Bromodeoxyuridine Uptake in the Assessment of Hyperthermic Therapy for Intraocular Tumor

Arch Ophthalmol. 1989;107(5):746-750. doi:10.1001/archopht.1989.01070010764042
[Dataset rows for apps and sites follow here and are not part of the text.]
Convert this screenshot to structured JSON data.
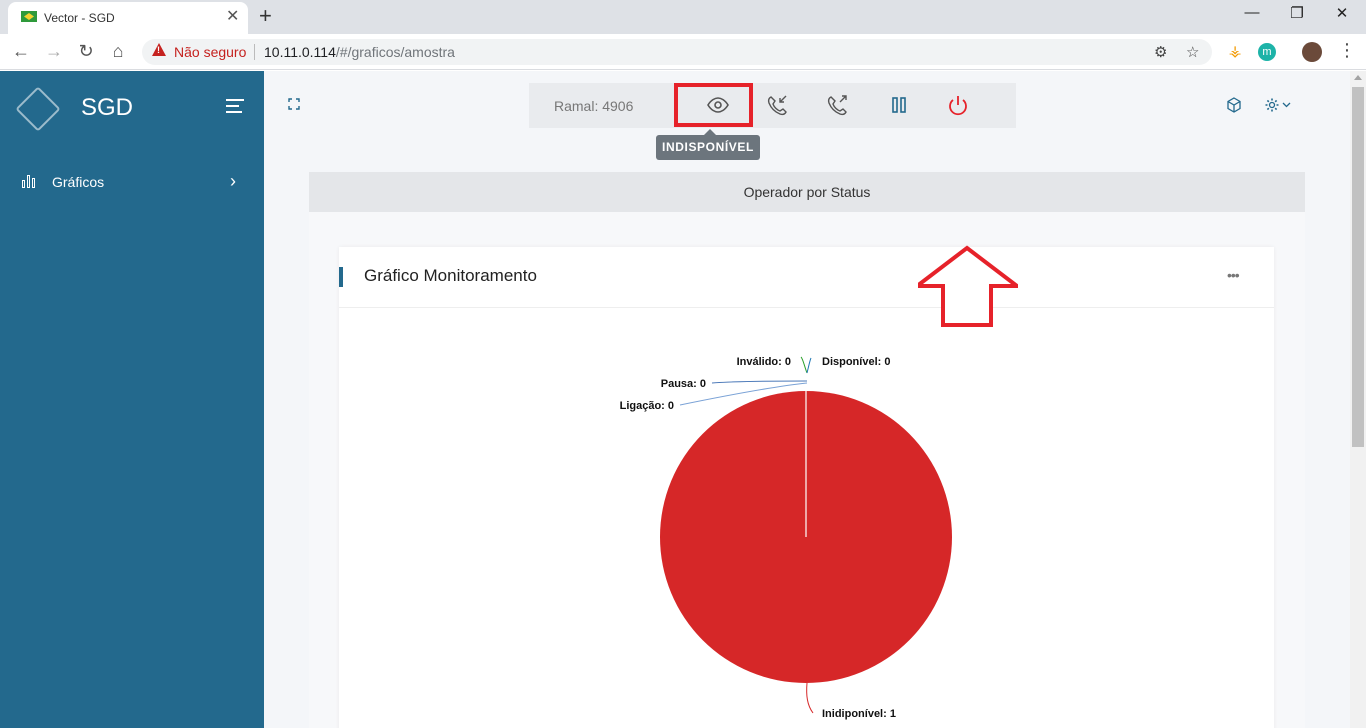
{
  "browser": {
    "tab_title": "Vector - SGD",
    "tab_close": "✕",
    "new_tab": "+",
    "security_label": "Não seguro",
    "url_host": "10.11.0.114",
    "url_path": "/#/graficos/amostra",
    "extension_letter": "m"
  },
  "sidebar": {
    "brand": "SGD",
    "items": [
      {
        "label": "Gráficos",
        "icon": "bar-chart-icon"
      }
    ]
  },
  "toolbar": {
    "ramal_label": "Ramal: 4906",
    "tooltip": "INDISPONÍVEL",
    "buttons": [
      "eye-icon",
      "incoming-call-icon",
      "outgoing-call-icon",
      "pause-icon",
      "power-icon"
    ]
  },
  "panel": {
    "status_title": "Operador por Status"
  },
  "card": {
    "title": "Gráfico Monitoramento",
    "more": "•••"
  },
  "colors": {
    "sidebar": "#23698d",
    "accent": "#23698d",
    "danger": "#e6222a",
    "pie_red": "#d62728"
  },
  "chart_data": {
    "type": "pie",
    "slices": [
      {
        "label": "Inválido: 0",
        "name": "Inválido",
        "value": 0,
        "color": "#2ca02c"
      },
      {
        "label": "Disponível: 0",
        "name": "Disponível",
        "value": 0,
        "color": "#1f77b4"
      },
      {
        "label": "Pausa: 0",
        "name": "Pausa",
        "value": 0,
        "color": "#4a78b8"
      },
      {
        "label": "Ligação: 0",
        "name": "Ligação",
        "value": 0,
        "color": "#7aa2d6"
      },
      {
        "label": "Inidiponível: 1",
        "name": "Inidiponível",
        "value": 1,
        "color": "#d62728"
      }
    ]
  }
}
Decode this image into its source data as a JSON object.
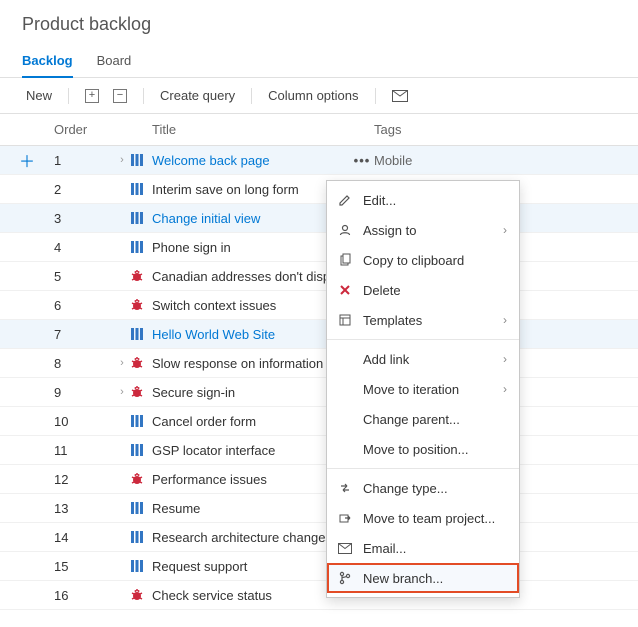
{
  "header": {
    "title": "Product backlog"
  },
  "tabs": [
    {
      "id": "backlog",
      "label": "Backlog",
      "active": true
    },
    {
      "id": "board",
      "label": "Board",
      "active": false
    }
  ],
  "toolbar": {
    "new_label": "New",
    "create_query_label": "Create query",
    "column_options_label": "Column options"
  },
  "columns": {
    "order": "Order",
    "title": "Title",
    "tags": "Tags"
  },
  "rows": [
    {
      "order": 1,
      "type": "pbi",
      "title": "Welcome back page",
      "link": true,
      "selected": true,
      "expandable": true,
      "tags": "Mobile",
      "showMenu": true
    },
    {
      "order": 2,
      "type": "pbi",
      "title": "Interim save on long form",
      "link": false,
      "selected": false,
      "expandable": false,
      "tags": ""
    },
    {
      "order": 3,
      "type": "pbi",
      "title": "Change initial view",
      "link": true,
      "selected": true,
      "expandable": false,
      "tags": ""
    },
    {
      "order": 4,
      "type": "pbi",
      "title": "Phone sign in",
      "link": false,
      "selected": false,
      "expandable": false,
      "tags": ""
    },
    {
      "order": 5,
      "type": "bug",
      "title": "Canadian addresses don't disp",
      "link": false,
      "selected": false,
      "expandable": false,
      "tags": ""
    },
    {
      "order": 6,
      "type": "bug",
      "title": "Switch context issues",
      "link": false,
      "selected": false,
      "expandable": false,
      "tags": ""
    },
    {
      "order": 7,
      "type": "pbi",
      "title": "Hello World Web Site",
      "link": true,
      "selected": true,
      "expandable": false,
      "tags": ""
    },
    {
      "order": 8,
      "type": "bug",
      "title": "Slow response on information",
      "link": false,
      "selected": false,
      "expandable": true,
      "tags": ""
    },
    {
      "order": 9,
      "type": "bug",
      "title": "Secure sign-in",
      "link": false,
      "selected": false,
      "expandable": true,
      "tags": ""
    },
    {
      "order": 10,
      "type": "pbi",
      "title": "Cancel order form",
      "link": false,
      "selected": false,
      "expandable": false,
      "tags": ""
    },
    {
      "order": 11,
      "type": "pbi",
      "title": "GSP locator interface",
      "link": false,
      "selected": false,
      "expandable": false,
      "tags": ""
    },
    {
      "order": 12,
      "type": "bug",
      "title": "Performance issues",
      "link": false,
      "selected": false,
      "expandable": false,
      "tags": ""
    },
    {
      "order": 13,
      "type": "pbi",
      "title": "Resume",
      "link": false,
      "selected": false,
      "expandable": false,
      "tags": ""
    },
    {
      "order": 14,
      "type": "pbi",
      "title": "Research architecture changes",
      "link": false,
      "selected": false,
      "expandable": false,
      "tags": ""
    },
    {
      "order": 15,
      "type": "pbi",
      "title": "Request support",
      "link": false,
      "selected": false,
      "expandable": false,
      "tags": ""
    },
    {
      "order": 16,
      "type": "bug",
      "title": "Check service status",
      "link": false,
      "selected": false,
      "expandable": false,
      "tags": ""
    }
  ],
  "context_menu": [
    {
      "icon": "edit-icon",
      "label": "Edit...",
      "submenu": false
    },
    {
      "icon": "assign-icon",
      "label": "Assign to",
      "submenu": true
    },
    {
      "icon": "copy-icon",
      "label": "Copy to clipboard",
      "submenu": false
    },
    {
      "icon": "delete-icon",
      "label": "Delete",
      "submenu": false,
      "danger": true
    },
    {
      "icon": "templates-icon",
      "label": "Templates",
      "submenu": true
    },
    {
      "divider": true
    },
    {
      "icon": "",
      "label": "Add link",
      "submenu": true
    },
    {
      "icon": "",
      "label": "Move to iteration",
      "submenu": true
    },
    {
      "icon": "",
      "label": "Change parent...",
      "submenu": false
    },
    {
      "icon": "",
      "label": "Move to position...",
      "submenu": false
    },
    {
      "divider": true
    },
    {
      "icon": "change-type-icon",
      "label": "Change type...",
      "submenu": false
    },
    {
      "icon": "move-proj-icon",
      "label": "Move to team project...",
      "submenu": false
    },
    {
      "icon": "email-icon",
      "label": "Email...",
      "submenu": false
    },
    {
      "icon": "branch-icon",
      "label": "New branch...",
      "submenu": false,
      "highlight": true
    }
  ]
}
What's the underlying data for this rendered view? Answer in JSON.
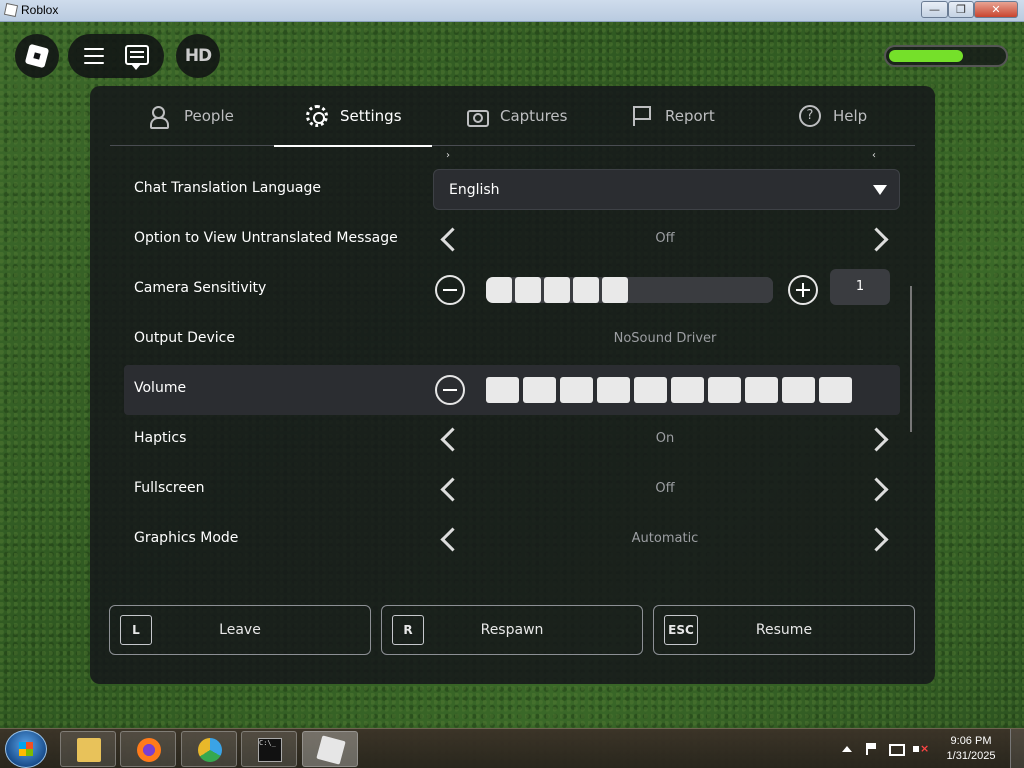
{
  "window": {
    "title": "Roblox",
    "min": "—",
    "max": "❐",
    "close": "✕"
  },
  "hud": {
    "hd_label": "HD",
    "health_fraction": 0.65
  },
  "tabs": [
    {
      "label": "People",
      "icon": "people-icon"
    },
    {
      "label": "Settings",
      "icon": "gear-icon",
      "active": true
    },
    {
      "label": "Captures",
      "icon": "camera-icon"
    },
    {
      "label": "Report",
      "icon": "flag-icon"
    },
    {
      "label": "Help",
      "icon": "help-icon"
    }
  ],
  "settings": {
    "chat_translation": {
      "label": "Chat Translation Language",
      "value": "English"
    },
    "untranslated": {
      "label": "Option to View Untranslated Message",
      "value": "Off"
    },
    "camera": {
      "label": "Camera Sensitivity",
      "value": "1",
      "level": 5,
      "segments": 10
    },
    "output": {
      "label": "Output Device",
      "value": "NoSound Driver"
    },
    "volume": {
      "label": "Volume",
      "level": 10,
      "segments": 10
    },
    "haptics": {
      "label": "Haptics",
      "value": "On"
    },
    "fullscreen": {
      "label": "Fullscreen",
      "value": "Off"
    },
    "graphics": {
      "label": "Graphics Mode",
      "value": "Automatic"
    }
  },
  "actions": {
    "leave": {
      "key": "L",
      "label": "Leave"
    },
    "respawn": {
      "key": "R",
      "label": "Respawn"
    },
    "resume": {
      "key": "ESC",
      "label": "Resume"
    }
  },
  "taskbar": {
    "cmd_glyph": "C:\\_",
    "time": "9:06 PM",
    "date": "1/31/2025"
  },
  "colors": {
    "health": "#75e02a",
    "panel": "#16181a",
    "text": "#ffffff"
  }
}
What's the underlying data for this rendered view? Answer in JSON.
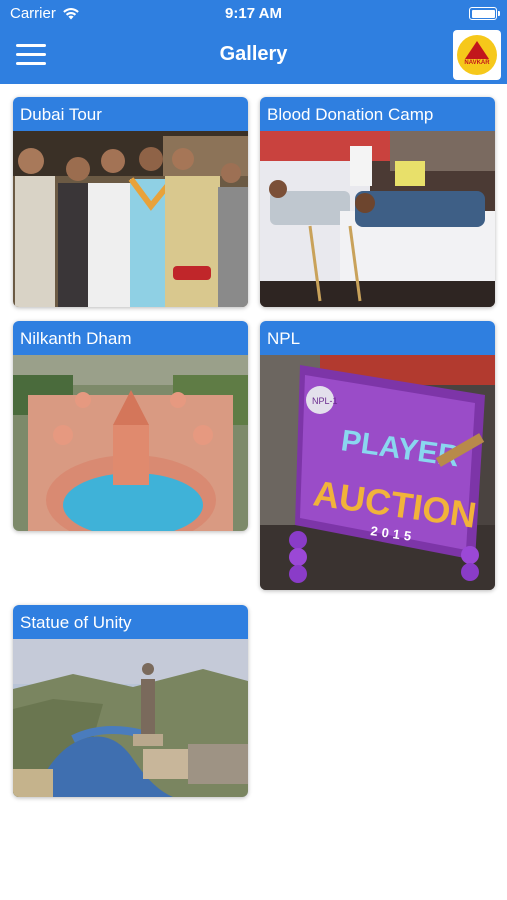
{
  "status_bar": {
    "carrier": "Carrier",
    "time": "9:17 AM"
  },
  "nav": {
    "title": "Gallery",
    "logo_text": "NAVKAR"
  },
  "gallery": [
    {
      "title": "Dubai Tour"
    },
    {
      "title": "Blood Donation Camp"
    },
    {
      "title": "Nilkanth Dham"
    },
    {
      "title": "NPL",
      "image_text": {
        "badge": "NPL-1",
        "line1": "PLAYER",
        "line2": "AUCTION",
        "year": "2015"
      }
    },
    {
      "title": "Statue of Unity"
    }
  ],
  "colors": {
    "primary": "#2f7fe0",
    "background": "#ffffff"
  }
}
• Assessment of uveal melanoma response after many nonenucleation therapies is difficult with current modalities, since tumor regression is usually delayed. The goal of most treatments, including ionizing radiation or radiation and adjunct hyperthermia, is to destroy the reproductive capacity of the tumor. Cell cycling analysis with bromodeoxyuridine, a thymidine analogue only incorporated during DNA synthesis, was a useful indication of tumor control after hyperthermia was used to treat a Greene intraocular melanoma model. Cell cycling decreased from a mean of 16% before therapy to less than 1% in all the successfully treated tumors. Cell cycling changes preceded histologic evidence of cell death. In contrast, tumors that grew after insufficient treatment had increased cell cycling to a mean of 25% Cell cycling studies with bromodeoxyuridine represent a sensitive gauge of the reproductive integrity of the tumor.